He does not demand any additional qualifications or small print to be eligible. He is not asking for references. This is open to all who will say ‘yes’ to receive from him. This is Good News.
And yet this is a hard saying too. If this is your promise then why do I still hurt? If you are for real then when will I be free? If you really mean this why is my life still in ashes? When I am this broken how could I ever be whole?
There are seasons for most of us when, no matter how strong our faith or long our journeys, or even if we are just beginning our explorations, we will find ourselves wrestling with these things. They are legitimate questions. It is OK to be honest about it as we travel through some of the tough stuff of life. Indeed it is often only from asking the questions that we may begin to see the answers.
I think that one of the difficulties we can have when we read or hear the scriptures, is that we often do this through the lens of our present culture. And for us today a large part of this is one of immediacy. We expect the instant, the quick fix. The faster the service the better the result. We have, to a large degree, lost the art of delay. We have lost patience with the wisdom of process.
Jesus did not promise instant. Sometimes, much like the Israelites in exile (Mike Oldham August CL), for whatever reason, we are called to build where we are. And we need to know that where we are, is where we are meant to be for this time in our lives.
In September’s Church link, Keith Thomasson reminds us of the wisdom in creation. The health of a crop is dependent on its environment. It needs good soil to sustain its growth. It also needs to be sown at the right time in the right season. To sow it out of time is to risk its potential. Sometimes we can be in danger of limiting our potential by wanting to move quicker than our healing allows. Even the best seed in the world still needs good soil, sun and rain, it cannot grow into its fullness on its own.

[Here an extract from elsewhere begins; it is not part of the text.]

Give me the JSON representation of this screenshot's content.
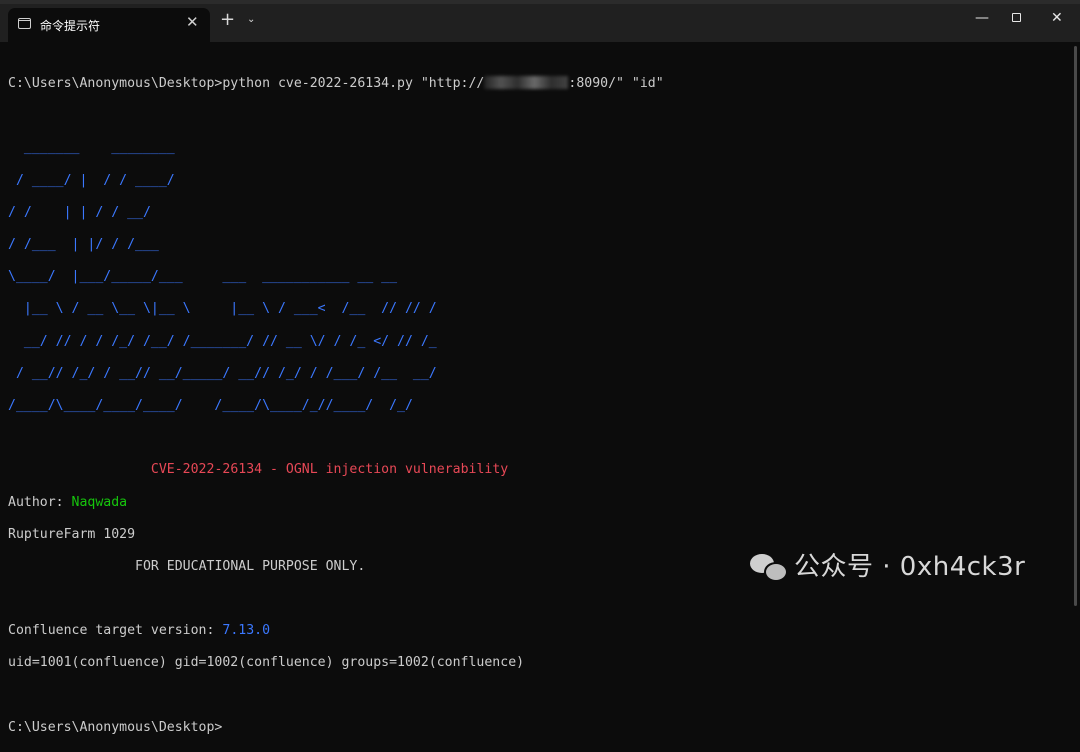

For all of us, there are times when it is only by staying and committing to the place that we are in, that we will be able to build our strength to move forward and flourish, when the time and season are truly right.
Rev’d Wendy Cooper